What you hand back must match the listing exactly.

-=-=-

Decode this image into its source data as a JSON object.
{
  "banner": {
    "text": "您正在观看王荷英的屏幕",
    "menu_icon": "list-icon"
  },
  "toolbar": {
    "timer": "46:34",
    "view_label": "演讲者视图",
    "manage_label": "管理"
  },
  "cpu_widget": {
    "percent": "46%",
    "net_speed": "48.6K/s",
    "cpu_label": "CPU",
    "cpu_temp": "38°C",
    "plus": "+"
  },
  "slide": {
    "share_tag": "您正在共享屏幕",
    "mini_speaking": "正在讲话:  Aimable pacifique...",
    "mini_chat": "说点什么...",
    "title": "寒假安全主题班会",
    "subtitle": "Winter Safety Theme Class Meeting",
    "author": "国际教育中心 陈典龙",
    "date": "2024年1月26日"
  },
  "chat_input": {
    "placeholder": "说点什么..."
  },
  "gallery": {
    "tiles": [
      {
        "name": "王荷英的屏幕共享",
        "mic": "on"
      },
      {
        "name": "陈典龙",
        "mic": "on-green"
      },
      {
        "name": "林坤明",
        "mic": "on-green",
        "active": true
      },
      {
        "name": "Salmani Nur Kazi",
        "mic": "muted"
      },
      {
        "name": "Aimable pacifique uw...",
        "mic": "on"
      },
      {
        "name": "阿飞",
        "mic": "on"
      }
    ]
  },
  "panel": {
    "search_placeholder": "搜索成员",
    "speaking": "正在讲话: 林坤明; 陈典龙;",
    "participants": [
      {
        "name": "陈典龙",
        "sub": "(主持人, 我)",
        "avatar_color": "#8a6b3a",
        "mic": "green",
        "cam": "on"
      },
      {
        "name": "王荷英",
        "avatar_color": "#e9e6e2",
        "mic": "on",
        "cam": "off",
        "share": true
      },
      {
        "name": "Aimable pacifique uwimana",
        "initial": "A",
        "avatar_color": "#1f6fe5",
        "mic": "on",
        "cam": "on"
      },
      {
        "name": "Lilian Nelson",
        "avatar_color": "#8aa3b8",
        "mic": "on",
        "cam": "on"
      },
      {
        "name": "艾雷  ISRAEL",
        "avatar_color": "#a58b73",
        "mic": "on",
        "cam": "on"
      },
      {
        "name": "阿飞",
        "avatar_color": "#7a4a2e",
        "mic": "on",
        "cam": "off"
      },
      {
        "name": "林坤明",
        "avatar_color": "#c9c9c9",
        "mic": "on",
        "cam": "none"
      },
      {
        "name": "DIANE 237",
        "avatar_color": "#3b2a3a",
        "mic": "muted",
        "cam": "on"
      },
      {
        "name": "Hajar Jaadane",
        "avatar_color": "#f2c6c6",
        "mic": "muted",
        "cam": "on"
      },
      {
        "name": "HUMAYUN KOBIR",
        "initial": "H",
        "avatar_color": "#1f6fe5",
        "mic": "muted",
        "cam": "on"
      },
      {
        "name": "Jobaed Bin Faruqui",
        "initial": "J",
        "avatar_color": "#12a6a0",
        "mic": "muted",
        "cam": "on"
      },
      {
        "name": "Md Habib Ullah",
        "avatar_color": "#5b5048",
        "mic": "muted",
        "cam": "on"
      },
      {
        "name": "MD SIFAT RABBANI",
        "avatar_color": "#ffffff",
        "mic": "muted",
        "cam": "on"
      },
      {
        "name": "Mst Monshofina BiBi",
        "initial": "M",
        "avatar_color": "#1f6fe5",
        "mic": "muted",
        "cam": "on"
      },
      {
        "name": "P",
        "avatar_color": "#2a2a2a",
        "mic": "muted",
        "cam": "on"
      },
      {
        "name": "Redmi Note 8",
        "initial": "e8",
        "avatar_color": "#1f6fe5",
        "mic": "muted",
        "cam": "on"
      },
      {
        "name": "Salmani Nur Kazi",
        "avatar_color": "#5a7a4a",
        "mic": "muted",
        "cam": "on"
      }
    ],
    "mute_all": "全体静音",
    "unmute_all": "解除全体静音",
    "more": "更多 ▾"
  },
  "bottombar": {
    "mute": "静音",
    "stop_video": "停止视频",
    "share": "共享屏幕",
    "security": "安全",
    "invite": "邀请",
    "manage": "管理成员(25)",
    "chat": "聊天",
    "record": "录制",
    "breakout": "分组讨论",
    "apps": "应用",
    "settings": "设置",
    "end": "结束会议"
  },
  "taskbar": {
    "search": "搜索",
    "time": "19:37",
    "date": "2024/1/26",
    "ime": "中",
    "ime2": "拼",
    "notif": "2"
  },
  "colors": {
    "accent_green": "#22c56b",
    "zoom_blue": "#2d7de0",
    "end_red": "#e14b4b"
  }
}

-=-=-

• **Solution to this task**:
Decode this image into its source data as a JSON object.
{
  "banner": {
    "text": "您正在观看王荷英的屏幕",
    "menu_icon": "list-icon"
  },
  "toolbar": {
    "timer": "46:34",
    "view_label": "演讲者视图",
    "manage_label": "管理"
  },
  "cpu_widget": {
    "percent": "46%",
    "net_speed": "48.6K/s",
    "cpu_label": "CPU",
    "cpu_temp": "38°C",
    "plus": "+"
  },
  "slide": {
    "share_tag": "您正在共享屏幕",
    "mini_speaking": "正在讲话:  Aimable pacifique...",
    "mini_chat": "说点什么...",
    "title": "寒假安全主题班会",
    "subtitle": "Winter Safety Theme Class Meeting",
    "author": "国际教育中心 陈典龙",
    "date": "2024年1月26日"
  },
  "chat_input": {
    "placeholder": "说点什么..."
  },
  "gallery": {
    "tiles": [
      {
        "name": "王荷英的屏幕共享",
        "mic": "on"
      },
      {
        "name": "陈典龙",
        "mic": "on-green"
      },
      {
        "name": "林坤明",
        "mic": "on-green",
        "active": true
      },
      {
        "name": "Salmani Nur Kazi",
        "mic": "muted"
      },
      {
        "name": "Aimable pacifique uw...",
        "mic": "on"
      },
      {
        "name": "阿飞",
        "mic": "on"
      }
    ]
  },
  "panel": {
    "search_placeholder": "搜索成员",
    "speaking": "正在讲话: 林坤明; 陈典龙;",
    "participants": [
      {
        "name": "陈典龙",
        "sub": "(主持人, 我)",
        "avatar_color": "#8a6b3a",
        "mic": "green",
        "cam": "on"
      },
      {
        "name": "王荷英",
        "avatar_color": "#e9e6e2",
        "mic": "on",
        "cam": "off",
        "share": true
      },
      {
        "name": "Aimable pacifique uwimana",
        "initial": "A",
        "avatar_color": "#1f6fe5",
        "mic": "on",
        "cam": "on"
      },
      {
        "name": "Lilian Nelson",
        "avatar_color": "#8aa3b8",
        "mic": "on",
        "cam": "on"
      },
      {
        "name": "艾雷  ISRAEL",
        "avatar_color": "#a58b73",
        "mic": "on",
        "cam": "on"
      },
      {
        "name": "阿飞",
        "avatar_color": "#7a4a2e",
        "mic": "on",
        "cam": "off"
      },
      {
        "name": "林坤明",
        "avatar_color": "#c9c9c9",
        "mic": "on",
        "cam": "none"
      },
      {
        "name": "DIANE 237",
        "avatar_color": "#3b2a3a",
        "mic": "muted",
        "cam": "on"
      },
      {
        "name": "Hajar Jaadane",
        "avatar_color": "#f2c6c6",
        "mic": "muted",
        "cam": "on"
      },
      {
        "name": "HUMAYUN KOBIR",
        "initial": "H",
        "avatar_color": "#1f6fe5",
        "mic": "muted",
        "cam": "on"
      },
      {
        "name": "Jobaed Bin Faruqui",
        "initial": "J",
        "avatar_color": "#12a6a0",
        "mic": "muted",
        "cam": "on"
      },
      {
        "name": "Md Habib Ullah",
        "avatar_color": "#5b5048",
        "mic": "muted",
        "cam": "on"
      },
      {
        "name": "MD SIFAT RABBANI",
        "avatar_color": "#ffffff",
        "mic": "muted",
        "cam": "on"
      },
      {
        "name": "Mst Monshofina BiBi",
        "initial": "M",
        "avatar_color": "#1f6fe5",
        "mic": "muted",
        "cam": "on"
      },
      {
        "name": "P",
        "avatar_color": "#2a2a2a",
        "mic": "muted",
        "cam": "on"
      },
      {
        "name": "Redmi Note 8",
        "initial": "e8",
        "avatar_color": "#1f6fe5",
        "mic": "muted",
        "cam": "on"
      },
      {
        "name": "Salmani Nur Kazi",
        "avatar_color": "#5a7a4a",
        "mic": "muted",
        "cam": "on"
      }
    ],
    "mute_all": "全体静音",
    "unmute_all": "解除全体静音",
    "more": "更多 ▾"
  },
  "bottombar": {
    "mute": "静音",
    "stop_video": "停止视频",
    "share": "共享屏幕",
    "security": "安全",
    "invite": "邀请",
    "manage": "管理成员(25)",
    "chat": "聊天",
    "record": "录制",
    "breakout": "分组讨论",
    "apps": "应用",
    "settings": "设置",
    "end": "结束会议"
  },
  "taskbar": {
    "search": "搜索",
    "time": "19:37",
    "date": "2024/1/26",
    "ime": "中",
    "ime2": "拼",
    "notif": "2"
  },
  "colors": {
    "accent_green": "#22c56b",
    "zoom_blue": "#2d7de0",
    "end_red": "#e14b4b"
  }
}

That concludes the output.